Almost everyone on the ranch is lonely and she symbolizes this. The audience would come to believe she is a weak isolated character however, the men are fearful of her. She is the wife of their boss. She has power and this power creates fear among the ranch workers. She is both in charge and screaming for attention.
Curly's wife is so lost, lonely and insignificant that Steinbeck does not even give her a name. She spends the novel trying to find company under the guise of looking for her husband. Curly is in fact an intensely abusive person with a major case of small-guy complex. The irony is that while she pretends to be looking for Curly, she is actually trying to avoid him. The men on the ranch fear Curly's wife.
Along with that, she’s married to Curley who she never really loved thus making it even lonelier for her. Also, since she’s married she can’t follow her dream of being a movie star which she confesses to George and Lennie. For instance Curley says to her “Why’nt you tell her to stay the hell home where she belongs?” This shows no one wants Curley’s wife around. Steinbeck even give her a name of her own. That just shows how much he wanted to express her isolation.
Silvana Delgado Roberts Structure in Language and Literature II 04/05/2013 Of Mice and Men Essay The characters in Of Mice and Men have a feeling of loneliness and dissatisfaction throughout the book. Loneliness affects the life of Curley's wife, she has a desperate need to talk to anyone that is not her husband, and he's also the reason she is stuck at the ranch. Candy's loneliness comes from losing his pet that he has had for so many years, and he also fears that he will get fired. It also has an effect on Crooks, who does not spend time with people because he is judged and mistreated by the workers in the ranch. John Steinbeck creates the characters in Of Mice and Men with a theme of loneliness

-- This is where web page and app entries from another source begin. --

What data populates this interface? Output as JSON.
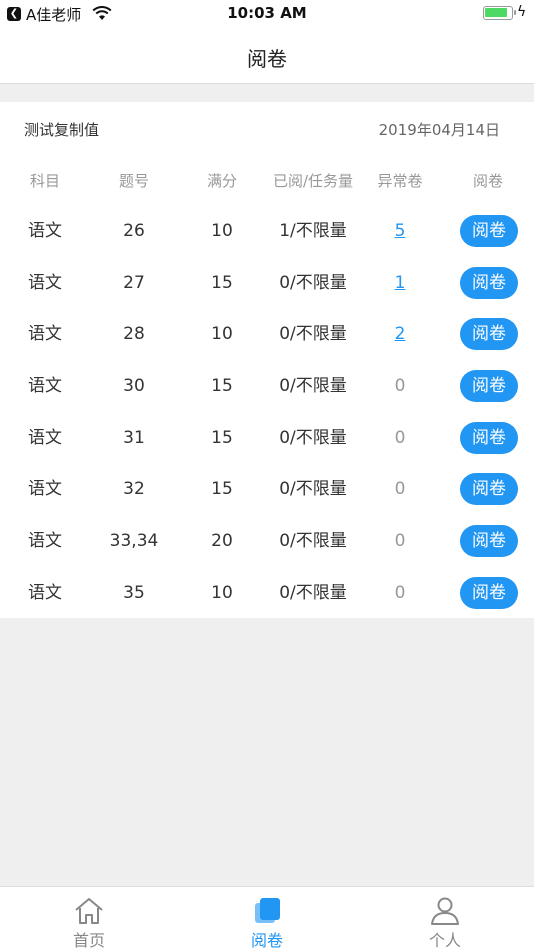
{
  "status_bar": {
    "app_name": "A佳老师",
    "time": "10:03 AM"
  },
  "nav": {
    "title": "阅卷"
  },
  "card": {
    "name": "测试复制值",
    "date": "2019年04月14日"
  },
  "table": {
    "headers": {
      "subject": "科目",
      "question_no": "题号",
      "full_score": "满分",
      "read_task": "已阅/任务量",
      "abnormal": "异常卷",
      "action": "阅卷"
    },
    "rows": [
      {
        "subject": "语文",
        "question_no": "26",
        "full_score": "10",
        "read_task": "1/不限量",
        "abnormal": "5",
        "action": "阅卷"
      },
      {
        "subject": "语文",
        "question_no": "27",
        "full_score": "15",
        "read_task": "0/不限量",
        "abnormal": "1",
        "action": "阅卷"
      },
      {
        "subject": "语文",
        "question_no": "28",
        "full_score": "10",
        "read_task": "0/不限量",
        "abnormal": "2",
        "action": "阅卷"
      },
      {
        "subject": "语文",
        "question_no": "30",
        "full_score": "15",
        "read_task": "0/不限量",
        "abnormal": "0",
        "action": "阅卷"
      },
      {
        "subject": "语文",
        "question_no": "31",
        "full_score": "15",
        "read_task": "0/不限量",
        "abnormal": "0",
        "action": "阅卷"
      },
      {
        "subject": "语文",
        "question_no": "32",
        "full_score": "15",
        "read_task": "0/不限量",
        "abnormal": "0",
        "action": "阅卷"
      },
      {
        "subject": "语文",
        "question_no": "33,34",
        "full_score": "20",
        "read_task": "0/不限量",
        "abnormal": "0",
        "action": "阅卷"
      },
      {
        "subject": "语文",
        "question_no": "35",
        "full_score": "10",
        "read_task": "0/不限量",
        "abnormal": "0",
        "action": "阅卷"
      }
    ]
  },
  "tab_bar": {
    "tabs": [
      {
        "label": "首页",
        "icon": "home-icon"
      },
      {
        "label": "阅卷",
        "icon": "review-icon",
        "active": true
      },
      {
        "label": "个人",
        "icon": "person-icon"
      }
    ]
  },
  "colors": {
    "accent": "#2196f3",
    "background": "#efefef",
    "muted": "#999999"
  }
}
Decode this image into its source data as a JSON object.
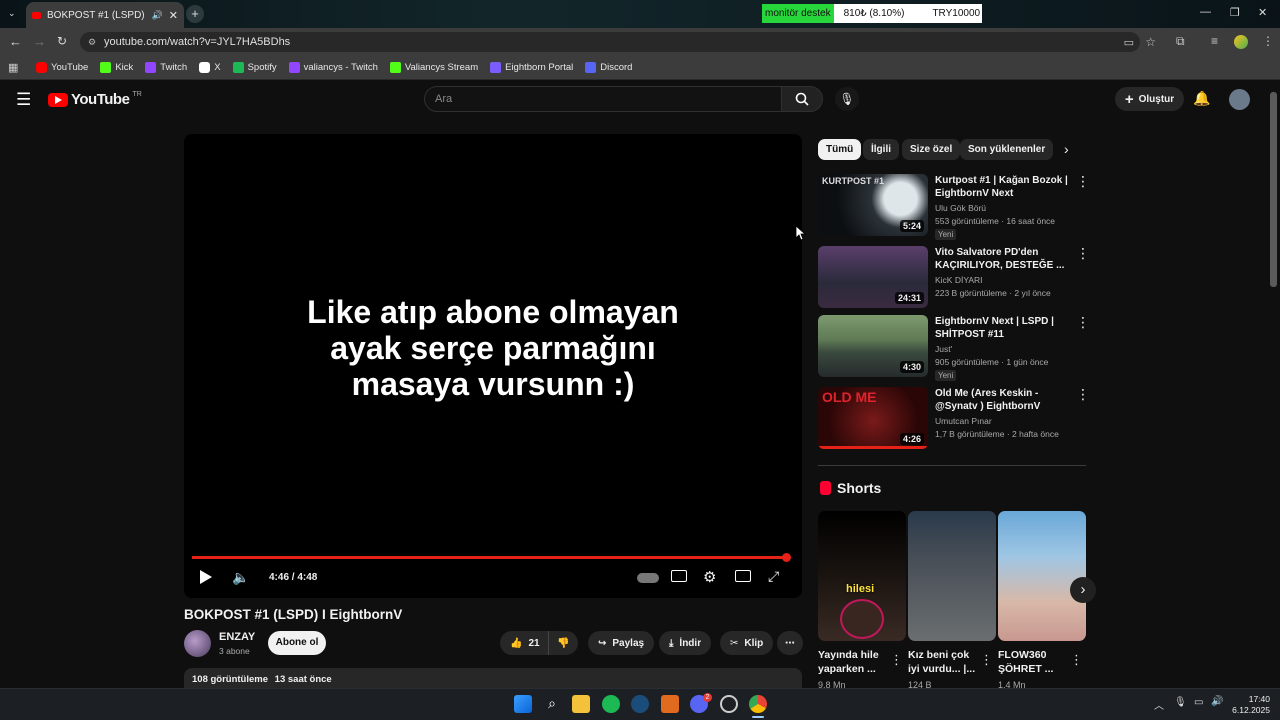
{
  "browser": {
    "tab_title": "BOKPOST #1 (LSPD) I Eigh",
    "url": "youtube.com/watch?v=JYL7HA5BDhs",
    "ticker": {
      "left": "monitör destek",
      "mid": "810₺ (8.10%)",
      "right": "TRY10000"
    },
    "bookmarks": [
      {
        "label": "YouTube",
        "color": "#ff0000"
      },
      {
        "label": "Kick",
        "color": "#53fc18"
      },
      {
        "label": "Twitch",
        "color": "#9146ff"
      },
      {
        "label": "X",
        "color": "#ffffff"
      },
      {
        "label": "Spotify",
        "color": "#1db954"
      },
      {
        "label": "valiancys - Twitch",
        "color": "#9146ff"
      },
      {
        "label": "Valiancys Stream",
        "color": "#53fc18"
      },
      {
        "label": "Eightborn Portal",
        "color": "#7b5cff"
      },
      {
        "label": "Discord",
        "color": "#5865f2"
      }
    ]
  },
  "yt": {
    "logo_text": "YouTube",
    "country": "TR",
    "search_placeholder": "Ara",
    "create_label": "Oluştur"
  },
  "player": {
    "overlay_text": "Like atıp abone olmayan ayak serçe parmağını masaya vursunn :)",
    "time": "4:46 / 4:48",
    "progress": 0.993
  },
  "video": {
    "title": "BOKPOST #1 (LSPD) I EightbornV",
    "channel": "ENZAY",
    "subs": "3 abone",
    "subscribe": "Abone ol",
    "likes": "21",
    "share": "Paylaş",
    "download": "İndir",
    "clip": "Klip",
    "views": "108 görüntüleme",
    "age": "13 saat önce"
  },
  "chips": [
    "Tümü",
    "İlgili",
    "Size özel",
    "Son yüklenenler"
  ],
  "recommendations": [
    {
      "title": "Kurtpost #1 | Kağan Bozok | EightbornV Next",
      "channel": "Ulu Gök Börü",
      "meta": "553 görüntüleme · 16 saat önce",
      "badge": "Yeni",
      "duration": "5:24",
      "thumb_text": "KURTPOST #1"
    },
    {
      "title": "Vito Salvatore PD'den KAÇIRILIYOR, DESTEĞE ...",
      "channel": "KicK DİYARI",
      "meta": "223 B görüntüleme · 2 yıl önce",
      "badge": "",
      "duration": "24:31",
      "thumb_text": ""
    },
    {
      "title": "EightbornV Next | LSPD | SHİTPOST #11",
      "channel": "Just'",
      "meta": "905 görüntüleme · 1 gün önce",
      "badge": "Yeni",
      "duration": "4:30",
      "thumb_text": ""
    },
    {
      "title": "Old Me (Ares Keskin - @Synatv ) EightbornV",
      "channel": "Umutcan Pınar",
      "meta": "1,7 B görüntüleme · 2 hafta önce",
      "badge": "",
      "duration": "4:26",
      "thumb_text": "OLD ME"
    }
  ],
  "shorts": {
    "heading": "Shorts",
    "items": [
      {
        "title": "Yayında hile yaparken ...",
        "views": "9,8 Mn",
        "thumb_text": "hilesi"
      },
      {
        "title": "Kız beni çok iyi vurdu... |...",
        "views": "124 B",
        "thumb_text": ""
      },
      {
        "title": "FLOW360 ŞÖHRET ...",
        "views": "1,4 Mn",
        "thumb_text": ""
      }
    ]
  },
  "taskbar": {
    "time": "17:40",
    "date": "6.12.2025",
    "discord_badge": "2"
  }
}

Steinbeck’s use of one female character called Curley’s wife is a very recognisable character, but with Steinbeck never giving her a name, indicates that she has no identity between many of the male ranch workers. Also, the use of Curley’s wife symbolizing all the women in the 1930’s tells us that women had no position within the working world. On the other hand, women were seen to be well appreciated, especially if they were married. Whereas Curley’s wife wonders around the bunk houses full of men trying to act flirtatious as we have established in the previous paragraphs. In the second interaction we have with Curley’s wife.
Also, her lack of intelligence has left her with no job and an inability to get a job. In the story, there are many reasons contributing to Jean’s feeling of emptiness and difficulty in her life. To begin, her husband, Ross feels as though he has married beneath himself, and he does not love her anymore. Their marriage was most likely caused by Jean getting pregnant with their son, which made Ross feel like he had to marry her out of force. In the story, Ross specifically tells their son, Kevin that he should try not to marry beneath himself because he will end up stuck in the same situation as him.
Candy explains this by saying that Curly is “like a lot of little guys. He hates big guys…he’s mad at ‘em because he ain’t a big guy,” (Steinbeck, Page 26). He is unable to seek reassurance from the other men on the ranch because they are, in a way, afraid of him because of the power he holds over them by being the boss’s son. Curly is lonely as he cannot socialize with the men in a carefree way, nor can he be entirely comfortable with his wife, who was never truly in love with him. However, the reader is never asked to sympathize with Curly, nor does the author ever portray his disappointment in a straightforward way, opting instead to make him angry and confrontational to show that
“If you can’t keep control of your god-damn wife what do you want me to do about it?” Curley’s wife’s behaviour on the ranch angered Curley so much that he often vented his anger on the other men because Lennie was laughing to himself. Curley got self-conscious and started a fight because Curley thought Lennie was laughing at him. Curley’s wife was used to convey the misery of a woman’s life on a ranch. She was lonely because no one wanted to speak to her or listen to her. She was desperate for attention and someone to like her.
Do the characters get what they deserve in the End? During the novella of mice and men Curley’s wife is alienated, spoken behind her back, called vile names and singled out from the rest of the ranch, since she is the only woman there. Throughout the novella she is constantly giving hints on how lonely she is even in her own marriage, by the end of the book she is accidentally killed and freed from the life she so dearly hated. However, another view on her death could be negative since when she dies she does not get the life she deserves for being kept in a place she doesn’t want to stay or even she does deserve her death since she is vile for not committing to her marriage vows by being a coquette. Curley’s wife is clearly a very unhappy
Bonnie Smith Yackel's mother is deemed to be an unemployed person according to the government. However, not everyone in the social security office uses correct terminology. The person answering her in the SS office was rude enough to plainly state how her mother, Martha Smith never has worked. If I was the daughter I would be extremely offended at the statement that person just made. And she was and she goes on to explain her mother's life to the reader so she can prove this person wrong and justify her mother's long hardworking career on the farm.